# Assignment
Report the count of lines with "Python" in the data below, and no other words.
Data to use START
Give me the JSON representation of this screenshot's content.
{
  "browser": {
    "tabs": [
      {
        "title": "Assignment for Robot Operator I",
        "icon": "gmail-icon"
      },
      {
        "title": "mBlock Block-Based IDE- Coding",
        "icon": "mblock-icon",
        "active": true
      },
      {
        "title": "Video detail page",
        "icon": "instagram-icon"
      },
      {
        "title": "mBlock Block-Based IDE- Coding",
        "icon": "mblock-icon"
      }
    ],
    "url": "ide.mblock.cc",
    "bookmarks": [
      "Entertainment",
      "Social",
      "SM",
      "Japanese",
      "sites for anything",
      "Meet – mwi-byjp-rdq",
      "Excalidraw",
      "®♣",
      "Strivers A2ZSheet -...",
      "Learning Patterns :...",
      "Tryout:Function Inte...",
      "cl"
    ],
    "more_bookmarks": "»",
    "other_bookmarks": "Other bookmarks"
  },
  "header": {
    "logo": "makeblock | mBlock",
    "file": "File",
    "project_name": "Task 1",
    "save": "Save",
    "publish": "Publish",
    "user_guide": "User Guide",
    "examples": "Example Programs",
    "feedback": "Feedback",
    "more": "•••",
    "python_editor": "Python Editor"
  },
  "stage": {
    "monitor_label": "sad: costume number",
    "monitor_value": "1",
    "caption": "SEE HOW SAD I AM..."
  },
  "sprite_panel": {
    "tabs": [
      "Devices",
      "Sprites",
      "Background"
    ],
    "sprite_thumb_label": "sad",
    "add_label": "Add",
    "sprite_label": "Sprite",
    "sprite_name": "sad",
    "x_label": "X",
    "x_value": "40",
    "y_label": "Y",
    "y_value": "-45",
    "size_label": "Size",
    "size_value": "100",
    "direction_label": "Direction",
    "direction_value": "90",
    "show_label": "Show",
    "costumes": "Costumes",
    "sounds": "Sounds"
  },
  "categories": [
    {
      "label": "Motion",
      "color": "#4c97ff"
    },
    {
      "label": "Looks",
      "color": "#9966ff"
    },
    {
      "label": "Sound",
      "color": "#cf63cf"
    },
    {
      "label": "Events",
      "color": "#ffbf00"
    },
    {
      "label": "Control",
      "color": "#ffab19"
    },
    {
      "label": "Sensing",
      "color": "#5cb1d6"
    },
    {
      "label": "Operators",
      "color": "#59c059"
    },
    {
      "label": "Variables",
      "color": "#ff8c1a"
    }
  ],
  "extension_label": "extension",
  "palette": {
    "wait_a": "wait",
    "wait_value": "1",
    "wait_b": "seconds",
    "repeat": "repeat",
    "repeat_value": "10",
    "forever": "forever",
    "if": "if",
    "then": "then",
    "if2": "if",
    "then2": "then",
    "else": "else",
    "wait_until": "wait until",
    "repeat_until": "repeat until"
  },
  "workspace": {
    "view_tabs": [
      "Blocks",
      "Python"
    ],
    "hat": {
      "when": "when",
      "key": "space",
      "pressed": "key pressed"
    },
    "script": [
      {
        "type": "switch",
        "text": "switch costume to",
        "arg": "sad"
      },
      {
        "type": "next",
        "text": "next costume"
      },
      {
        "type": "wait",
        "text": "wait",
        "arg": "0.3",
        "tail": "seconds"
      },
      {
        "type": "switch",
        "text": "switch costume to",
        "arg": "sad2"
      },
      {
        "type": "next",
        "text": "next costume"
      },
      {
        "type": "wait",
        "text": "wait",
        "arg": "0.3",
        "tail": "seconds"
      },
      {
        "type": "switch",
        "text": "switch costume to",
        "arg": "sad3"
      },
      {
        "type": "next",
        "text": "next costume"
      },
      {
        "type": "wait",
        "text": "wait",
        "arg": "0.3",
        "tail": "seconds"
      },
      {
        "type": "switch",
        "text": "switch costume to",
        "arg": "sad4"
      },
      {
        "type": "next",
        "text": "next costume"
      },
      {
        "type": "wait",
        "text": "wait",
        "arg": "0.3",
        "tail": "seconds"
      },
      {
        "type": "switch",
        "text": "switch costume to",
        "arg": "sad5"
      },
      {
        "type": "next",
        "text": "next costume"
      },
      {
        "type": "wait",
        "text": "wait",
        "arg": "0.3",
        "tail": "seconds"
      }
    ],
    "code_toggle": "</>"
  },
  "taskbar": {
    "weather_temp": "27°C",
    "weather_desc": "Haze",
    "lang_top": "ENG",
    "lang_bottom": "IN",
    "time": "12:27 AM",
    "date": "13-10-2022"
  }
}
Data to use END
# Solution for this problem
2